Egypt is on course to enter an uncharted era of Islamist rule after preliminary election results yesterday suggested the Muslim Brotherhood could secure nearly half the seats in parliament.
Official results are to be released today, but analysis gathered by local newspapers pointed to a crushing Brotherhood victory over Egypt's liberal forces.
The biggest surprise could lie in the success of the Al-Nour Party, or Party of Light, a fundamentalist Salafi group whose members aspire towards a literalist view of Islam. Early indications showed the party could finish in second place and take a quarter of the vote, an impressive feat for an organisation which did not exist until the fall of Hosni Mubarak early this year.
Judges overseeing the poll said that members of the liberal Egyptian Bloc coalition, which includes the Free Egyptians Party founded by a billionaire telecoms magnate, Naguib Sawiris, were also vying for second place.

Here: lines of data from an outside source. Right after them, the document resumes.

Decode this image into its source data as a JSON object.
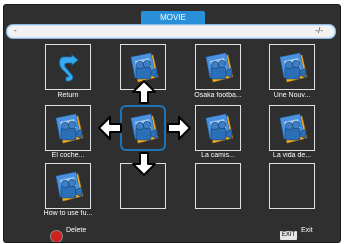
{
  "header": {
    "title": "MOVIE"
  },
  "path_bar": {
    "path": "-",
    "page": "-/-"
  },
  "items": [
    {
      "label": "Return",
      "icon": "return-arrow-icon"
    },
    {
      "label": "",
      "icon": "movie-file-icon"
    },
    {
      "label": "Osaka footba...",
      "icon": "movie-file-icon"
    },
    {
      "label": "Une Nouv...",
      "icon": "movie-file-icon"
    },
    {
      "label": "El coche...",
      "icon": "movie-file-icon"
    },
    {
      "label": "",
      "icon": "movie-file-icon"
    },
    {
      "label": "La camis...",
      "icon": "movie-file-icon"
    },
    {
      "label": "La vida de...",
      "icon": "movie-file-icon"
    },
    {
      "label": "How to use fu...",
      "icon": "movie-file-icon"
    }
  ],
  "footer": {
    "delete_label": "Delete",
    "exit_key": "EXIT",
    "exit_label": "Exit"
  },
  "colors": {
    "accent": "#2a8fd9",
    "focus": "#1f73b4",
    "delete": "#d21f1f",
    "background": "#2f2f2f"
  }
}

The apparent success of Egypt's Islamic parties could give them a key role in shaping the country's future. The Muslim Brotherhood is already demanding the right to form a new government, and the group could also have a strong influence over how the next constitution is devised. But with the ruling Military Council planning to stay put until July, it remains unclear exactly what powers any new parliament will wield.
Dr Maha Azzam, of the Chatham House think-tank and an expert on Islamist movements, said the reported success of the Salafists – whose followers sometimes believe in stoning adulterers and other hardline sharia punishments – should not come as a surprise. "They have worked at the grassroots level for many years," she said. "They have gone unnoticed to a large extent because they did not engage in politics, but that did not mean their religious message was not strong."
Former President Hosni Mubarak tried to exploit Salafism as a counter-weight to the powerful Muslim Brotherhood, a process which spawned influential Salafi satellite channels which help disseminate the doctrine.
The main losers in Egypt's parliamentary elections could end up being the country's liberal and secular forces, many of whom represented some of the key players who helped bring down President Hosni Mubarak.
Voting for Egypt's lower house will not be completed until January, while elections to the upper house of parliament are to finish in March.Reuse content